As a faculty member at the University of Oregon I taught a wide variety of undergraduate and graduate students. There was a “rule of thumb” that undergraduates were expected to spend two hours of time studying outside of class for each hour in class, and that graduate students were expected to spend three hours outside of class for each hour in class. The rules of thumb were in reference to courses that had one hour of class meeting per week for each hour of credit in the course.
Over my years of teaching, I gradually became suspicious that many students were not paying much attention to such guidelines. When my wife’s daughter began attending the University of Oregon a little over 15 years ago, she reported that her undergraduate peers seemed to be doing about one hour of work outside of class for each hour in class.

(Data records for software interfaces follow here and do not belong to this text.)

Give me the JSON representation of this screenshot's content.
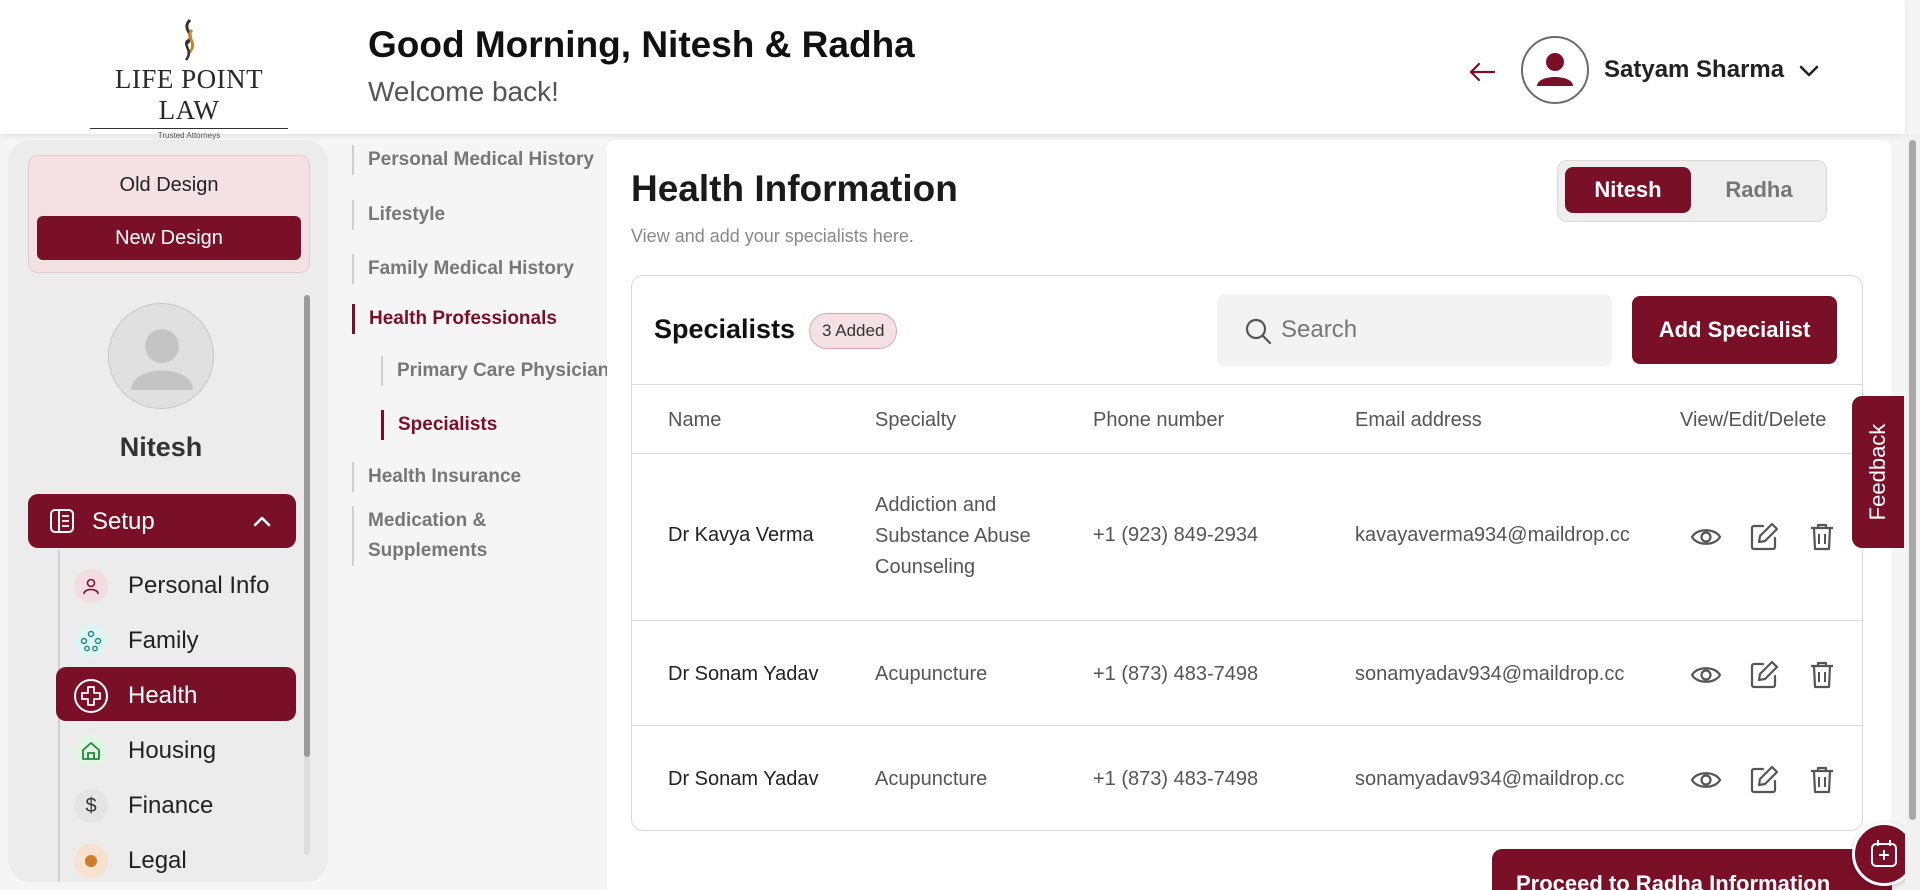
{
  "brand": {
    "name": "LIFE POINT LAW",
    "tagline": "Trusted Attorneys"
  },
  "header": {
    "greeting": "Good Morning, Nitesh & Radha",
    "subtitle": "Welcome back!",
    "user_name": "Satyam Sharma"
  },
  "sidebar": {
    "old_design_label": "Old Design",
    "new_design_label": "New Design",
    "profile_name": "Nitesh",
    "setup_label": "Setup",
    "items": [
      {
        "label": "Personal Info",
        "icon": "person-icon",
        "active": false
      },
      {
        "label": "Family",
        "icon": "family-icon",
        "active": false
      },
      {
        "label": "Health",
        "icon": "health-cross-icon",
        "active": true
      },
      {
        "label": "Housing",
        "icon": "house-icon",
        "active": false
      },
      {
        "label": "Finance",
        "icon": "dollar-icon",
        "active": false
      },
      {
        "label": "Legal",
        "icon": "legal-icon",
        "active": false
      }
    ]
  },
  "subnav": {
    "items": [
      {
        "label": "Personal Medical History",
        "active": false
      },
      {
        "label": "Lifestyle",
        "active": false
      },
      {
        "label": "Family Medical History",
        "active": false
      },
      {
        "label": "Health Professionals",
        "active": true
      },
      {
        "label": "Primary Care Physician",
        "active": false
      },
      {
        "label": "Specialists",
        "active": true
      },
      {
        "label": "Health Insurance",
        "active": false
      },
      {
        "label": "Medication &",
        "active": false
      },
      {
        "label": "Supplements",
        "active": false
      }
    ]
  },
  "main": {
    "title": "Health Information",
    "subtitle": "View and add your specialists here.",
    "toggle": {
      "selected": "Nitesh",
      "other": "Radha"
    },
    "section_title": "Specialists",
    "added_badge": "3 Added",
    "search_placeholder": "Search",
    "add_button": "Add Specialist",
    "columns": [
      "Name",
      "Specialty",
      "Phone number",
      "Email address",
      "View/Edit/Delete"
    ],
    "rows": [
      {
        "name": "Dr Kavya Verma",
        "specialty_lines": [
          "Addiction and",
          "Substance Abuse",
          "Counseling"
        ],
        "phone": "+1 (923) 849-2934",
        "email": "kavayaverma934@maildrop.cc"
      },
      {
        "name": "Dr Sonam Yadav",
        "specialty_lines": [
          "Acupuncture"
        ],
        "phone": "+1 (873) 483-7498",
        "email": "sonamyadav934@maildrop.cc"
      },
      {
        "name": "Dr Sonam Yadav",
        "specialty_lines": [
          "Acupuncture"
        ],
        "phone": "+1 (873) 483-7498",
        "email": "sonamyadav934@maildrop.cc"
      }
    ]
  },
  "feedback_label": "Feedback",
  "proceed_label": "Proceed to Radha Information",
  "colors": {
    "brand": "#7a1027",
    "brand_light": "#f4e1e4",
    "page_bg": "#f5f5f5"
  }
}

In recent years, I have written and published a large amount of materials—making them free on the Web. A number of other people also do this.
The quality of “academic” materials available on the Web varies considerably. However, there is a steadily increasing amount of material suitable for use in precollege and college level courses.

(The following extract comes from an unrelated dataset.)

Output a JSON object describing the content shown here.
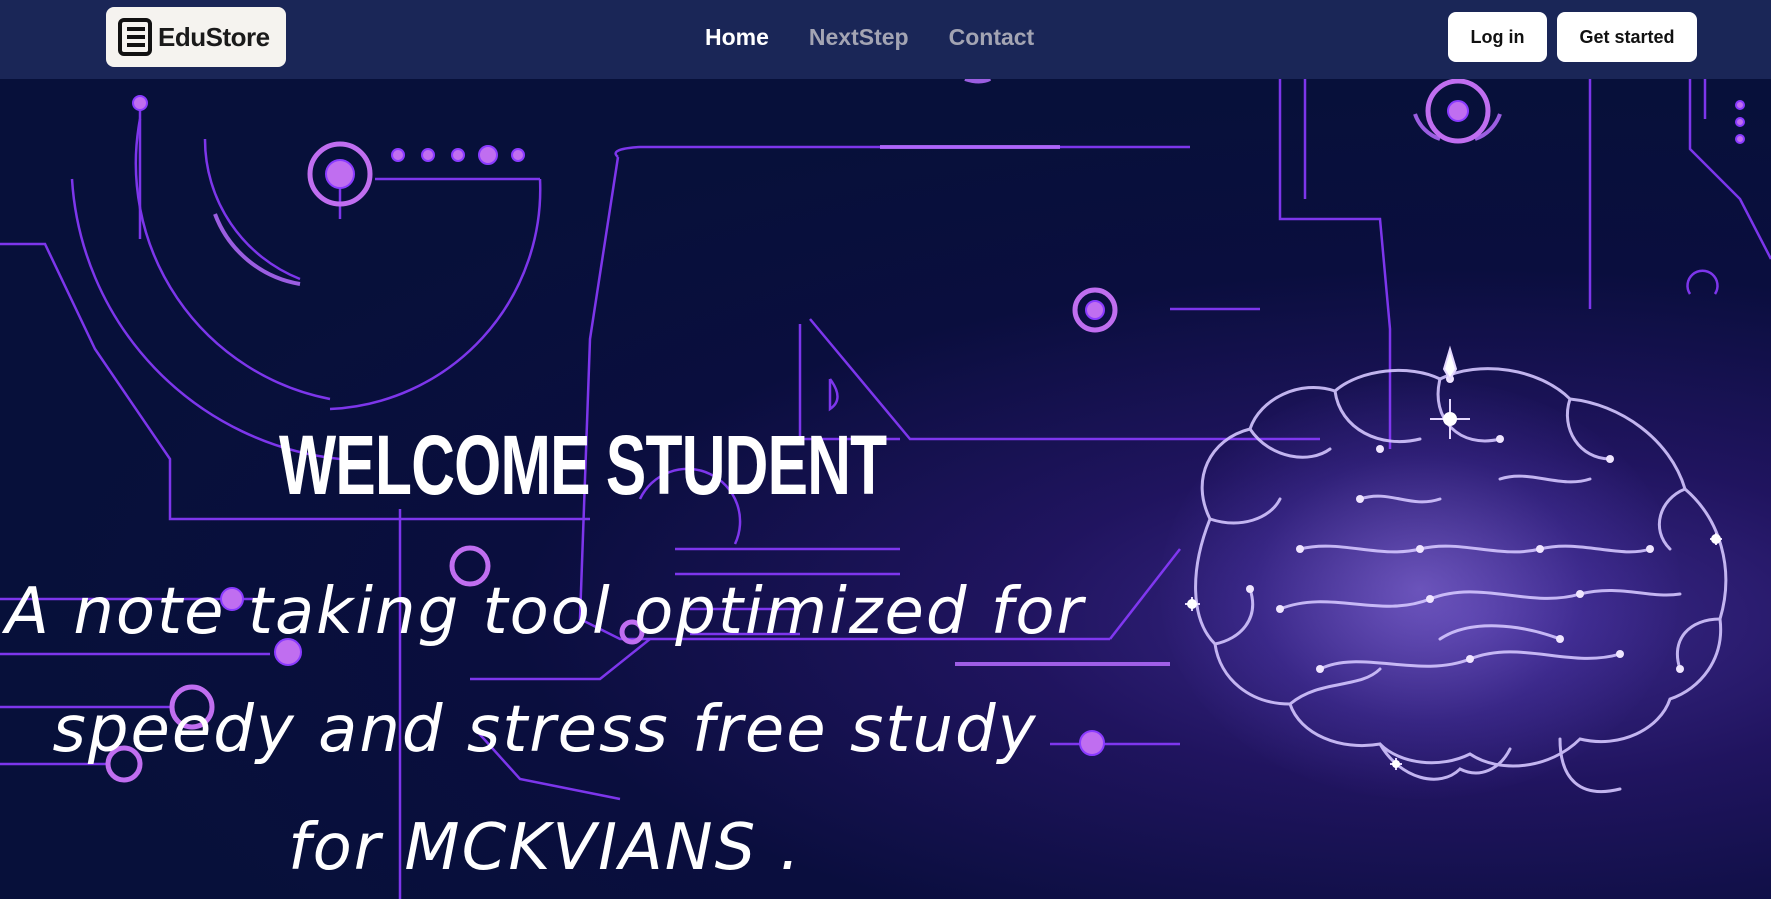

Artificial Intelligence (also known as machine intelligence) is a somewhat misleading term.
Consider humanity's long endeavor to create for aids to their physical capabilities. We routinely use all kinds of machines such as airplane, backhoe, bicycle, car, forklift, spaceship, train, truck, and so on. We do not call these tools “artificial muscle.”
Last week the Dean of the College of Education at the University of Oregon (Mike Bullis) presented some of his ideas on entrepreneurship. He reported on having had a conversation with a potential donor to the University, and the donor described himself as a venture capitalist. Mike Bullis responded that as the Dean, he was a venture capitalist in education.
I found both remarks interesting. A donor "investing" in the organization or cause that he or she contributes to can be contributing to the growth of an underlying business. I donate to a variety of worthy causes. In some of them, I indeed think of my donation as "investing" in a manner that will help the organization or worthy cause to expand its business or income streams. For example, suppose that I help pay for an exhibit that a Science and Technology Museum is building. This exhibit will be used in the Museum. But it may also be rented to other Museums—thus producing an income stream.